The AHLC, the main policy-level coordination mechanism for development assistance to the Palestinians, convened in Brussels on 1/31 for an emergency session to discuss “measures to speed up efforts that can underpin a negotiated two-state solution” and the need to “enable the PA to execute full control over Gaza,” according to an EU press release announcing the meeting on 1/10. EU foreign policy chief Mogherini and Norwegian foreign minister Ine Eriksen Søreide reportedly called the meeting specifically in response to U.S. president Trump’s decision to slash aid to the Palestinians (see “The Palestinian-Israeli Conflict” above). At the meeting, Mogherini called for a multilateral approach to the peace process. “Nothing without the U.S., nothing with the U.S. alone,” she said. The Israeli representatives at the meeting presented a plan worth $1 billion, including the construction of a desalination plant, a natural gas pipeline, and a variety of other infrastructure projects, purportedly to help ease the humanitarian crisis in Gaza. They offered to provide technology and expertise for these projects, but not funding. The Israelis also offered to be more flexible about permitting the import of so-called dualuse construction materials into Gaza (they typically bar the entrance of such materials, claiming that Hamas diverts them for military purposes). Also at the meeting, Mogherini announced a new €42.5 million (approximately $52.2 million) aid package, including money for projects that “preserve the Palestinian character of [Jerusalem].”

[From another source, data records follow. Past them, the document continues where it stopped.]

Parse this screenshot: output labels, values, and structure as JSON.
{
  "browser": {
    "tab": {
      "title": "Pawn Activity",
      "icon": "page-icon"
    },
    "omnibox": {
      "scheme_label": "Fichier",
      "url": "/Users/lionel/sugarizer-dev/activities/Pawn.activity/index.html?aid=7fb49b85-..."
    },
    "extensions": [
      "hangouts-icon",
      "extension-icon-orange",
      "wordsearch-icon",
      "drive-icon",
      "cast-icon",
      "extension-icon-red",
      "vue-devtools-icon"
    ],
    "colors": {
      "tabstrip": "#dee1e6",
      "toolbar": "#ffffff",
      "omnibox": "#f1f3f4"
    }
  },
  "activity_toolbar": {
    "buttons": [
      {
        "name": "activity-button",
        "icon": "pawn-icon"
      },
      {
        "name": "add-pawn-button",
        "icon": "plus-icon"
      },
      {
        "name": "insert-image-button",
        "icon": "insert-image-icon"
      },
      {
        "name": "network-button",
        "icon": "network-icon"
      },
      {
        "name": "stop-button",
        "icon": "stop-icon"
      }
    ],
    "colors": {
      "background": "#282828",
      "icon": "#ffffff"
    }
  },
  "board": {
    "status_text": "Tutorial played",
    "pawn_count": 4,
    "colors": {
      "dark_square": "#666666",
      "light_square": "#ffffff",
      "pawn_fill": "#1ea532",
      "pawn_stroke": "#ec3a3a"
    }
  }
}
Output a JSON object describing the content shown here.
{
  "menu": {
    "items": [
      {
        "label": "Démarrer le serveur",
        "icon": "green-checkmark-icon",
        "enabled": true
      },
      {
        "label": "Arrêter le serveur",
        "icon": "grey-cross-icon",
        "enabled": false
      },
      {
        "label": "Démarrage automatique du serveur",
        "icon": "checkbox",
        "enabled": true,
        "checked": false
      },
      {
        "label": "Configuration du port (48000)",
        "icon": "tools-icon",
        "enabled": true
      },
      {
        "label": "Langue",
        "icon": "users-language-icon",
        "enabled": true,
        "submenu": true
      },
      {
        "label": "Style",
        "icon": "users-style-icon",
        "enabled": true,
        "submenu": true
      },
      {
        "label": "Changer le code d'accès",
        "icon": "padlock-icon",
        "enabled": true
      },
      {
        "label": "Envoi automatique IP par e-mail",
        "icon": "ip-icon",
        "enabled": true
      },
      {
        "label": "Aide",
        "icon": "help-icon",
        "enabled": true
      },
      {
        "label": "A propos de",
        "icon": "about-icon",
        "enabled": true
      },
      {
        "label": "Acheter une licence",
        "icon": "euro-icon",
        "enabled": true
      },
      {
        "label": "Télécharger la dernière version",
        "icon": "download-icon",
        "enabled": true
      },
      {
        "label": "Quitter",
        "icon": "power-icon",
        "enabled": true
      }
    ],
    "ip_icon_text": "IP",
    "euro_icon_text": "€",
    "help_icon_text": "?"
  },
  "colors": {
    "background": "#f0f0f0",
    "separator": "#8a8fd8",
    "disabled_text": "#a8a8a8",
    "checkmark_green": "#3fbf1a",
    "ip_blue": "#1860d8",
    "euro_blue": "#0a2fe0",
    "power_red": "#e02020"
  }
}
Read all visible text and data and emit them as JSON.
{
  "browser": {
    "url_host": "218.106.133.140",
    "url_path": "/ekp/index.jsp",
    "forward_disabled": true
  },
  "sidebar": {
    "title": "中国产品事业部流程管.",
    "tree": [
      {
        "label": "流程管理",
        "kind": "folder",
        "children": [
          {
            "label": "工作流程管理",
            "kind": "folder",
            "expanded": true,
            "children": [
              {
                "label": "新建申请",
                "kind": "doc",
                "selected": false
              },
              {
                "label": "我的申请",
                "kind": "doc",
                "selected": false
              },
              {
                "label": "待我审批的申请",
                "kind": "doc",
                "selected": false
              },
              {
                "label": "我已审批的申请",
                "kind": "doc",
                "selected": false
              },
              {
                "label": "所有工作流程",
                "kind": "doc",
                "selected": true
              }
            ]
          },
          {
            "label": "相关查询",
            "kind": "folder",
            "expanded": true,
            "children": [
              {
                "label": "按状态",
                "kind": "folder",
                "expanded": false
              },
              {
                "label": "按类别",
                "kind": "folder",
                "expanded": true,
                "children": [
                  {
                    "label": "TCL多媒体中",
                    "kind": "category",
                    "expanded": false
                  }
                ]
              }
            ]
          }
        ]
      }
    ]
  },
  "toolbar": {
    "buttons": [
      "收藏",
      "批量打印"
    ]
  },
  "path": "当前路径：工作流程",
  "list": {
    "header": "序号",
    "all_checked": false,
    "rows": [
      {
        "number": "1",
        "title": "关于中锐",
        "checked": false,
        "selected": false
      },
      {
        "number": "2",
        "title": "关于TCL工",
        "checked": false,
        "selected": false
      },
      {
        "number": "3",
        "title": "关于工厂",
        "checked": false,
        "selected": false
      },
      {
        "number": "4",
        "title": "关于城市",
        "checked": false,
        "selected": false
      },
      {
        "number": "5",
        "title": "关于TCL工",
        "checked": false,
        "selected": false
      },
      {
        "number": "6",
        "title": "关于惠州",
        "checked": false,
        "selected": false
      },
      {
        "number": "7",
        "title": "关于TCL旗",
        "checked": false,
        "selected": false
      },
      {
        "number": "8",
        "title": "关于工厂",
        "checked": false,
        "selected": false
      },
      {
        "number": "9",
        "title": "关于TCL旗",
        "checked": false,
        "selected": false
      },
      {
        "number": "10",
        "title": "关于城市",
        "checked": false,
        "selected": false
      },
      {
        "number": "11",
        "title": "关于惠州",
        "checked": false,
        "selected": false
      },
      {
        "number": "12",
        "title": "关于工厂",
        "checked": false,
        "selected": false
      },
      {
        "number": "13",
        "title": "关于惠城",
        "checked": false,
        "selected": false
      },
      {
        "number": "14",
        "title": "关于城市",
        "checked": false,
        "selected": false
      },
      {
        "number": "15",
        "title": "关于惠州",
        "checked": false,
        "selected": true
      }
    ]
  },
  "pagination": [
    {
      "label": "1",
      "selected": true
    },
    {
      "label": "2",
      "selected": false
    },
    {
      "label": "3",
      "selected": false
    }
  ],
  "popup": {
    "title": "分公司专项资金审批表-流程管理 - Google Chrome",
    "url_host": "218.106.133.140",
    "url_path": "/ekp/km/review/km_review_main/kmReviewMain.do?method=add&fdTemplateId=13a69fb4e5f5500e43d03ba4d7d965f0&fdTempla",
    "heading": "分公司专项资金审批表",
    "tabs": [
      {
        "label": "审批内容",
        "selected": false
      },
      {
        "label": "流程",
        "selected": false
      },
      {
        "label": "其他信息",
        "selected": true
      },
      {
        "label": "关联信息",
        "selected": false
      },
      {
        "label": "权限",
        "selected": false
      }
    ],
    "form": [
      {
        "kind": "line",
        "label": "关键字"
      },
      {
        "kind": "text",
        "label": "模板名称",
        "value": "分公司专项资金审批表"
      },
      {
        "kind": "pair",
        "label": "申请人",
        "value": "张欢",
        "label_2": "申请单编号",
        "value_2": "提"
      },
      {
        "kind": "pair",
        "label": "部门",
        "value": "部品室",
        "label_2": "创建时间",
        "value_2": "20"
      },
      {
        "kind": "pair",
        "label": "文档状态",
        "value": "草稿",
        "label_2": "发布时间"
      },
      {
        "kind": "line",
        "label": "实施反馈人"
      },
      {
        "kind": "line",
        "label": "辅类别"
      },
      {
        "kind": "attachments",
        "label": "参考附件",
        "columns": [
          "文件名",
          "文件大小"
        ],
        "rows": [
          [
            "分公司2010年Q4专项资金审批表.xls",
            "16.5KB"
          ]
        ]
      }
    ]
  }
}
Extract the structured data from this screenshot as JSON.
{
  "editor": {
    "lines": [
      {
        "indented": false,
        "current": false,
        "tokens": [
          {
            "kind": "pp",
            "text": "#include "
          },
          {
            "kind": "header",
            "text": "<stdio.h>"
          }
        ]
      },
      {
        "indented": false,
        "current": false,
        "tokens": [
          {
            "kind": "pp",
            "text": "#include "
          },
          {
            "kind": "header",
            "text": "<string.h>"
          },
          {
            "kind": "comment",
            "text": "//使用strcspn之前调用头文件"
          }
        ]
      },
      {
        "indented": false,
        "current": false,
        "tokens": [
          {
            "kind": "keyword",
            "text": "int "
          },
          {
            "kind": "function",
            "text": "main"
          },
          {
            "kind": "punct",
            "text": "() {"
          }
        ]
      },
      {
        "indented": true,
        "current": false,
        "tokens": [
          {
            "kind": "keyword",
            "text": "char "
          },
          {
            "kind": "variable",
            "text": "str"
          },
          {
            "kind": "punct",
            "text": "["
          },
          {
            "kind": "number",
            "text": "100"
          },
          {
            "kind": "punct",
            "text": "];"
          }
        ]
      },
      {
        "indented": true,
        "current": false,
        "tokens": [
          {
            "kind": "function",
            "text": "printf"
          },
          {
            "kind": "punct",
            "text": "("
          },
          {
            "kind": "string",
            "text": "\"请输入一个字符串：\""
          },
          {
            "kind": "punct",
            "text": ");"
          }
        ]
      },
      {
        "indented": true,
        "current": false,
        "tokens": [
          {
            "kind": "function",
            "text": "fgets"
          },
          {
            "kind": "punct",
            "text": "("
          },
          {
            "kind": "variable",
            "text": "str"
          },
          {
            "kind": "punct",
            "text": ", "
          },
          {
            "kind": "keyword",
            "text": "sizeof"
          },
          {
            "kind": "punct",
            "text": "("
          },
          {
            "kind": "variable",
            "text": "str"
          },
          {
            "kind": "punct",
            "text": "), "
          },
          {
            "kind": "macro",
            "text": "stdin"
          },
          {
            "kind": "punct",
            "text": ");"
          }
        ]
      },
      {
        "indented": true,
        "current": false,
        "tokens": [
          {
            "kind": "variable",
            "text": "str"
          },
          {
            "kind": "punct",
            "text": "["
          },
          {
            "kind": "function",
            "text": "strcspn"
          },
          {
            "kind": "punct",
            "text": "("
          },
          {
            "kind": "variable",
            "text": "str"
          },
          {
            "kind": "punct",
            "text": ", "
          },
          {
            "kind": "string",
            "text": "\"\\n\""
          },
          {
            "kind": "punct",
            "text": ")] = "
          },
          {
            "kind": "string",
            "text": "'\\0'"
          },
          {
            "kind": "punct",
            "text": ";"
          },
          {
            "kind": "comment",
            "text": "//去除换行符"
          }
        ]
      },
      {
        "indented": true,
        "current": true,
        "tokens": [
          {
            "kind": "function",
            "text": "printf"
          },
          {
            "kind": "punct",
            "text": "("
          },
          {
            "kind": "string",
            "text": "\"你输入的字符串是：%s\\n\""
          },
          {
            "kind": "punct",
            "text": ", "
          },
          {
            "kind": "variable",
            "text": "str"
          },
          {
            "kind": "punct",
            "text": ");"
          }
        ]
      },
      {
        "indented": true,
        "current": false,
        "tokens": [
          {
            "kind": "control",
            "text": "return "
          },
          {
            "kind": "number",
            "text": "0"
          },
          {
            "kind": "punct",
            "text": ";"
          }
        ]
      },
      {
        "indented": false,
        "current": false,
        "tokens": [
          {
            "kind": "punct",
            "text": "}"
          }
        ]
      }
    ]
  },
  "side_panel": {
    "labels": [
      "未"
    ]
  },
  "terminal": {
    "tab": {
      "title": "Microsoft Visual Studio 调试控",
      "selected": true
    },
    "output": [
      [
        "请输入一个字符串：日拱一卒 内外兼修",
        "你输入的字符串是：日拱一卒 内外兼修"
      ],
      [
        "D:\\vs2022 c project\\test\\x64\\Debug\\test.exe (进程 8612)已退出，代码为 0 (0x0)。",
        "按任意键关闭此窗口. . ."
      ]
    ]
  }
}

Both before and after the AHLC meeting, there was a steady trickle of new aid announcements. Turkey was particularly active this quarter, donating $10 million (12/14) to Palestinian social and economic development projects and another $10 million (1/31) directly to the PA. The EU pledged (1/24) €11.28 million (approximately $13.8 million) to help with the PA’s quarterly payments to impoverished families in the West Bank and Gaza; and announced (2/2) another €317,000 (approximately $389,500) in PA agricultural aid to farmers and farming businesses. The Irish government pledged (11/28) €15 million (approximately $18.4 million) to support education in the oPt, and Denmark provided €2 million (approximately $2.45 million) to fund nine social infrastructure projects in Area C of the West Bank. In partnership with the EU, the Japanese government earmarked (12/18) more than €154,000 (approximately $189,000) to support the Palestinian House of Soap Company, operating in Jericho’s agro-industrial park. According to a UN press release, Robert Piper, the UN coordinator for humanitarian aid and development activities, released (12/9) $2.2 million to cover “urgent needs” in Gaza.
There were also a number of new pledges of support for Palestinian refugees via UNRWA. Kuwait contributed $5.9 million (11/27 and 2/5) to support the agency’s programs in Syria. South Korea transferred (11/27) $500,000 for programs helping Palestinian refugees from Syria that had recently fled to Jordan. Austria contributed (12/15) €1 million (approximately $1.2 million) to help UNRWA cover emergency needs in Gaza. Spain disbursed (12/18) €2 million (approximately $2.4 million) to support the agency’s human development programs across the Middle East. Germany signed two new agreements (12/8 and 12/13) pledging €23.15 million (approximately $28.4 million) to support reconstruction efforts and the construction of two new schools in Gaza. The EU announced two new contributions: €10.5 million (12/22; approximately $12.9 million) to support general agency programs and €3 million (2/8; approximately $3.7 million) in response to the agency’s 2017 Syria emergency appeal. Finally, Iceland made a new multiyear commitment to support UNRWA through 2021. Under the deal, announced 2/7, Iceland’s annual contribution was set to increase to approximately $250,000, up from approximately $200,000.